▸ Directions: Images aside, the whole listing should be written out word for word.

▸ Task inputs:
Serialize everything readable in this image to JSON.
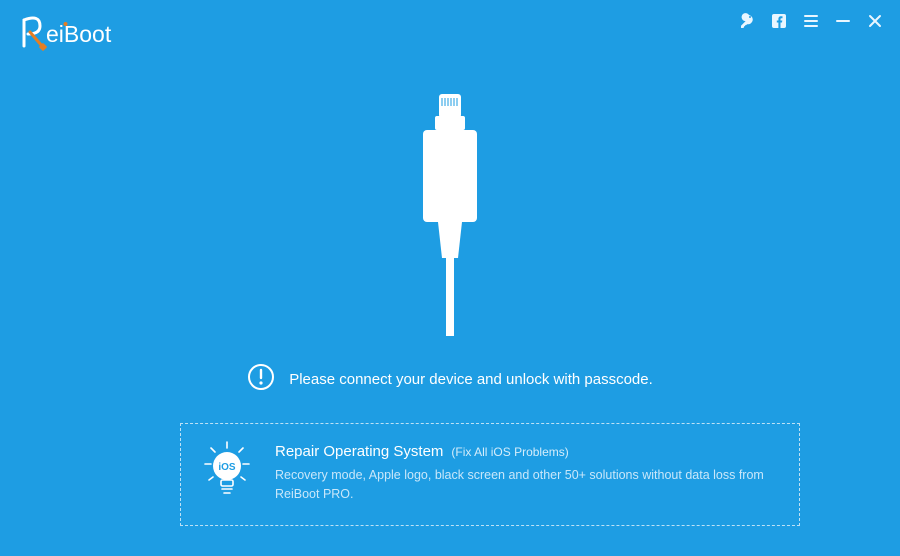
{
  "app": {
    "name": "ReiBoot"
  },
  "status": {
    "message": "Please connect your device and unlock with passcode."
  },
  "repair": {
    "title": "Repair Operating System",
    "subtitle": "(Fix All iOS Problems)",
    "description": "Recovery mode, Apple logo, black screen and other 50+ solutions without data loss from ReiBoot PRO.",
    "badge": "iOS"
  },
  "icons": {
    "key": "key-icon",
    "facebook": "facebook-icon",
    "menu": "menu-icon",
    "minimize": "minimize-icon",
    "close": "close-icon",
    "alert": "alert-icon",
    "bulb": "lightbulb-ios-icon",
    "cable": "lightning-cable-icon"
  }
}
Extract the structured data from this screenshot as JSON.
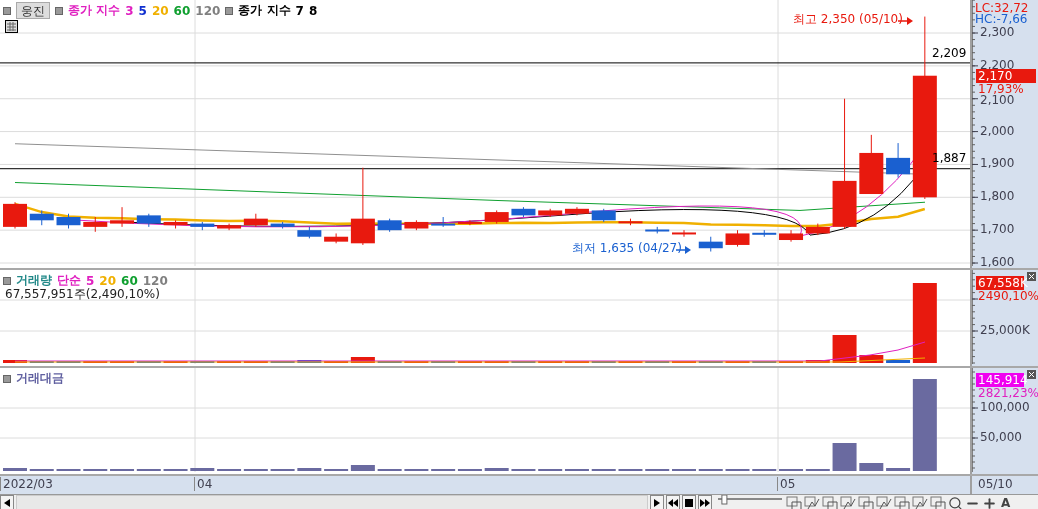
{
  "stock_button": {
    "label": "웅진"
  },
  "price_legend": [
    {
      "text": "종가 지수",
      "color": "#e020c0"
    },
    {
      "text": "3",
      "color": "#e020c0"
    },
    {
      "text": "5",
      "color": "#1030d0"
    },
    {
      "text": "20",
      "color": "#f0b000"
    },
    {
      "text": "60",
      "color": "#10a030"
    },
    {
      "text": "120",
      "color": "#808080"
    }
  ],
  "price_legend_2": [
    {
      "text": "종가 지수",
      "color": "#000000"
    },
    {
      "text": "7",
      "color": "#000000"
    },
    {
      "text": "8",
      "color": "#000000"
    }
  ],
  "annotations": {
    "high": "최고 2,350 (05/10)",
    "low": "최저 1,635 (04/27)"
  },
  "lines": [
    {
      "label": "2,209"
    },
    {
      "label": "1,887"
    }
  ],
  "price_axis": {
    "lc": "LC:32,72",
    "hc": "HC:-7,66",
    "ticks": [
      "2,300",
      "2,200",
      "2,100",
      "2,000",
      "1,900",
      "1,800",
      "1,700",
      "1,600"
    ],
    "current": "2,170",
    "change": "17,93%"
  },
  "volume": {
    "legend": [
      {
        "text": "거래량",
        "color": "#208888"
      },
      {
        "text": "단순",
        "color": "#e020c0"
      },
      {
        "text": "5",
        "color": "#e020c0"
      },
      {
        "text": "20",
        "color": "#f0b000"
      },
      {
        "text": "60",
        "color": "#10a030"
      },
      {
        "text": "120",
        "color": "#808080"
      }
    ],
    "total": "67,557,951주(2,490,10%)",
    "axis": {
      "current": "67,558K",
      "change": "2490,10%",
      "ticks": [
        "25,000K"
      ]
    }
  },
  "amount": {
    "legend": [
      {
        "text": "거래대금",
        "color": "#6060a0"
      }
    ],
    "axis": {
      "current": "145,914",
      "change": "2821,23%",
      "ticks": [
        "100,000",
        "50,000"
      ]
    }
  },
  "dates": [
    "2022/03",
    "04",
    "05"
  ],
  "last_date": "05/10",
  "toolbar": {
    "font_button": "A",
    "speed_slider": {
      "level": 0.1
    }
  }
}
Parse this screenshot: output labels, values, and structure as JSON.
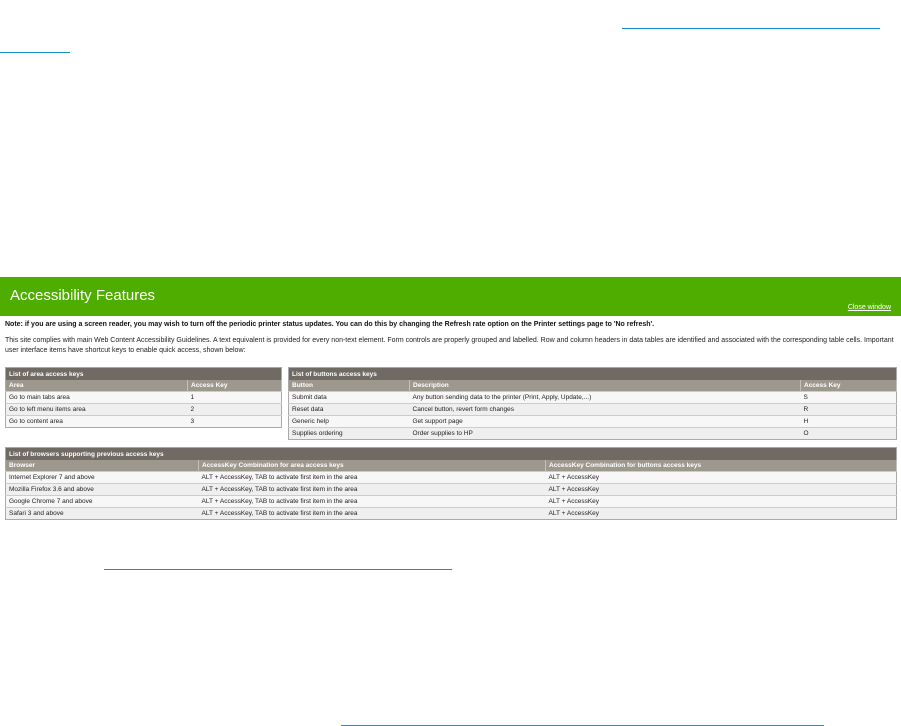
{
  "header": {
    "title": "Accessibility Features",
    "close_label": "Close window"
  },
  "note": "Note: if you are using a screen reader, you may wish to turn off the periodic printer status updates. You can do this by changing the Refresh rate option on the Printer settings page to 'No refresh'.",
  "intro": "This site complies with main Web Content Accessibility Guidelines. A text equivalent is provided for every non-text element. Form controls are properly grouped and labelled. Row and column headers in data tables are identified and associated with the corresponding table cells. Important user interface items have shortcut keys to enable quick access, shown below:",
  "area_table": {
    "caption": "List of area access keys",
    "headers": [
      "Area",
      "Access Key"
    ],
    "rows": [
      [
        "Go to main tabs area",
        "1"
      ],
      [
        "Go to left menu items area",
        "2"
      ],
      [
        "Go to content area",
        "3"
      ]
    ]
  },
  "buttons_table": {
    "caption": "List of buttons access keys",
    "headers": [
      "Button",
      "Description",
      "Access Key"
    ],
    "rows": [
      [
        "Submit data",
        "Any button sending data to the printer (Print, Apply, Update,...)",
        "S"
      ],
      [
        "Reset data",
        "Cancel button, revert form changes",
        "R"
      ],
      [
        "Generic help",
        "Get support page",
        "H"
      ],
      [
        "Supplies ordering",
        "Order supplies to HP",
        "O"
      ]
    ]
  },
  "browsers_table": {
    "caption": "List of browsers supporting previous access keys",
    "headers": [
      "Browser",
      "AccessKey Combination for area access keys",
      "AccessKey Combination for buttons access keys"
    ],
    "rows": [
      [
        "Internet Explorer 7 and above",
        "ALT + AccessKey, TAB to activate first item in the area",
        "ALT + AccessKey"
      ],
      [
        "Mozilla Firefox 3.6 and above",
        "ALT + AccessKey, TAB to activate first item in the area",
        "ALT + AccessKey"
      ],
      [
        "Google Chrome 7 and above",
        "ALT + AccessKey, TAB to activate first item in the area",
        "ALT + AccessKey"
      ],
      [
        "Safari 3 and above",
        "ALT + AccessKey, TAB to activate first item in the area",
        "ALT + AccessKey"
      ]
    ]
  }
}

▸ Answer:
Serialize everything readable in this image to JSON.
{
  "app": {
    "name": "ReiBoot"
  },
  "status": {
    "message": "Please connect your device and unlock with passcode."
  },
  "repair": {
    "title": "Repair Operating System",
    "subtitle": "(Fix All iOS Problems)",
    "description": "Recovery mode, Apple logo, black screen and other 50+ solutions without data loss from ReiBoot PRO.",
    "badge": "iOS"
  },
  "icons": {
    "key": "key-icon",
    "facebook": "facebook-icon",
    "menu": "menu-icon",
    "minimize": "minimize-icon",
    "close": "close-icon",
    "alert": "alert-icon",
    "bulb": "lightbulb-ios-icon",
    "cable": "lightning-cable-icon"
  }
}
Extract the structured data from this screenshot as JSON.
{
  "stock_button": {
    "label": "웅진"
  },
  "price_legend": [
    {
      "text": "종가 지수",
      "color": "#e020c0"
    },
    {
      "text": "3",
      "color": "#e020c0"
    },
    {
      "text": "5",
      "color": "#1030d0"
    },
    {
      "text": "20",
      "color": "#f0b000"
    },
    {
      "text": "60",
      "color": "#10a030"
    },
    {
      "text": "120",
      "color": "#808080"
    }
  ],
  "price_legend_2": [
    {
      "text": "종가 지수",
      "color": "#000000"
    },
    {
      "text": "7",
      "color": "#000000"
    },
    {
      "text": "8",
      "color": "#000000"
    }
  ],
  "annotations": {
    "high": "최고 2,350 (05/10)",
    "low": "최저 1,635 (04/27)"
  },
  "lines": [
    {
      "label": "2,209"
    },
    {
      "label": "1,887"
    }
  ],
  "price_axis": {
    "lc": "LC:32,72",
    "hc": "HC:-7,66",
    "ticks": [
      "2,300",
      "2,200",
      "2,100",
      "2,000",
      "1,900",
      "1,800",
      "1,700",
      "1,600"
    ],
    "current": "2,170",
    "change": "17,93%"
  },
  "volume": {
    "legend": [
      {
        "text": "거래량",
        "color": "#208888"
      },
      {
        "text": "단순",
        "color": "#e020c0"
      },
      {
        "text": "5",
        "color": "#e020c0"
      },
      {
        "text": "20",
        "color": "#f0b000"
      },
      {
        "text": "60",
        "color": "#10a030"
      },
      {
        "text": "120",
        "color": "#808080"
      }
    ],
    "total": "67,557,951주(2,490,10%)",
    "axis": {
      "current": "67,558K",
      "change": "2490,10%",
      "ticks": [
        "25,000K"
      ]
    }
  },
  "amount": {
    "legend": [
      {
        "text": "거래대금",
        "color": "#6060a0"
      }
    ],
    "axis": {
      "current": "145,914",
      "change": "2821,23%",
      "ticks": [
        "100,000",
        "50,000"
      ]
    }
  },
  "dates": [
    "2022/03",
    "04",
    "05"
  ],
  "last_date": "05/10",
  "toolbar": {
    "font_button": "A",
    "speed_slider": {
      "level": 0.1
    }
  }
}
Parse this screenshot: output labels, values, and structure as JSON.
{
  "header": {
    "title": "Accessibility Features",
    "close_label": "Close window"
  },
  "note": "Note: if you are using a screen reader, you may wish to turn off the periodic printer status updates. You can do this by changing the Refresh rate option on the Printer settings page to 'No refresh'.",
  "intro": "This site complies with main Web Content Accessibility Guidelines. A text equivalent is provided for every non-text element. Form controls are properly grouped and labelled. Row and column headers in data tables are identified and associated with the corresponding table cells. Important user interface items have shortcut keys to enable quick access, shown below:",
  "area_table": {
    "caption": "List of area access keys",
    "headers": [
      "Area",
      "Access Key"
    ],
    "rows": [
      [
        "Go to main tabs area",
        "1"
      ],
      [
        "Go to left menu items area",
        "2"
      ],
      [
        "Go to content area",
        "3"
      ]
    ]
  },
  "buttons_table": {
    "caption": "List of buttons access keys",
    "headers": [
      "Button",
      "Description",
      "Access Key"
    ],
    "rows": [
      [
        "Submit data",
        "Any button sending data to the printer (Print, Apply, Update,...)",
        "S"
      ],
      [
        "Reset data",
        "Cancel button, revert form changes",
        "R"
      ],
      [
        "Generic help",
        "Get support page",
        "H"
      ],
      [
        "Supplies ordering",
        "Order supplies to HP",
        "O"
      ]
    ]
  },
  "browsers_table": {
    "caption": "List of browsers supporting previous access keys",
    "headers": [
      "Browser",
      "AccessKey Combination for area access keys",
      "AccessKey Combination for buttons access keys"
    ],
    "rows": [
      [
        "Internet Explorer 7 and above",
        "ALT + AccessKey, TAB to activate first item in the area",
        "ALT + AccessKey"
      ],
      [
        "Mozilla Firefox 3.6 and above",
        "ALT + AccessKey, TAB to activate first item in the area",
        "ALT + AccessKey"
      ],
      [
        "Google Chrome 7 and above",
        "ALT + AccessKey, TAB to activate first item in the area",
        "ALT + AccessKey"
      ],
      [
        "Safari 3 and above",
        "ALT + AccessKey, TAB to activate first item in the area",
        "ALT + AccessKey"
      ]
    ]
  }
}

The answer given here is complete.